▶ **Task input**
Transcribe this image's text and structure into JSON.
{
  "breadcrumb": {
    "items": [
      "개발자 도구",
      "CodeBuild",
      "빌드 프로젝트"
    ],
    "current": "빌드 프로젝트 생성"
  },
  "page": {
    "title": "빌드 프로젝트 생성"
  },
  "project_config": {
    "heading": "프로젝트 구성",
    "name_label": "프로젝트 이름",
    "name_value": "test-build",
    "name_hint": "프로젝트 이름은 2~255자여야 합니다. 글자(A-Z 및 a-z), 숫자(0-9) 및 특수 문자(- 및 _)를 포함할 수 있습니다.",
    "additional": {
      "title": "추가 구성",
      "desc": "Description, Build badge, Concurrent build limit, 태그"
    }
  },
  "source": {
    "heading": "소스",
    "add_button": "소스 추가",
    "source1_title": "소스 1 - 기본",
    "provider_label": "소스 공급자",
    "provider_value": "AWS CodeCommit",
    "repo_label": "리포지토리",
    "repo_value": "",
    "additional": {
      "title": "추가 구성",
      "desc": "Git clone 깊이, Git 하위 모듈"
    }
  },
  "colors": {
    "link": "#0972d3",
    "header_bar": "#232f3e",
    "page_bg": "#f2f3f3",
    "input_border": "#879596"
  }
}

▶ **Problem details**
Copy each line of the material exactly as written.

▶ **Written answer**
Transcribe this image's text and structure into JSON.
{
  "breadcrumb": {
    "items": [
      "개발자 도구",
      "CodeBuild",
      "빌드 프로젝트"
    ],
    "current": "빌드 프로젝트 생성"
  },
  "page": {
    "title": "빌드 프로젝트 생성"
  },
  "project_config": {
    "heading": "프로젝트 구성",
    "name_label": "프로젝트 이름",
    "name_value": "test-build",
    "name_hint": "프로젝트 이름은 2~255자여야 합니다. 글자(A-Z 및 a-z), 숫자(0-9) 및 특수 문자(- 및 _)를 포함할 수 있습니다.",
    "additional": {
      "title": "추가 구성",
      "desc": "Description, Build badge, Concurrent build limit, 태그"
    }
  },
  "source": {
    "heading": "소스",
    "add_button": "소스 추가",
    "source1_title": "소스 1 - 기본",
    "provider_label": "소스 공급자",
    "provider_value": "AWS CodeCommit",
    "repo_label": "리포지토리",
    "repo_value": "",
    "additional": {
      "title": "추가 구성",
      "desc": "Git clone 깊이, Git 하위 모듈"
    }
  },
  "colors": {
    "link": "#0972d3",
    "header_bar": "#232f3e",
    "page_bg": "#f2f3f3",
    "input_border": "#879596"
  }
}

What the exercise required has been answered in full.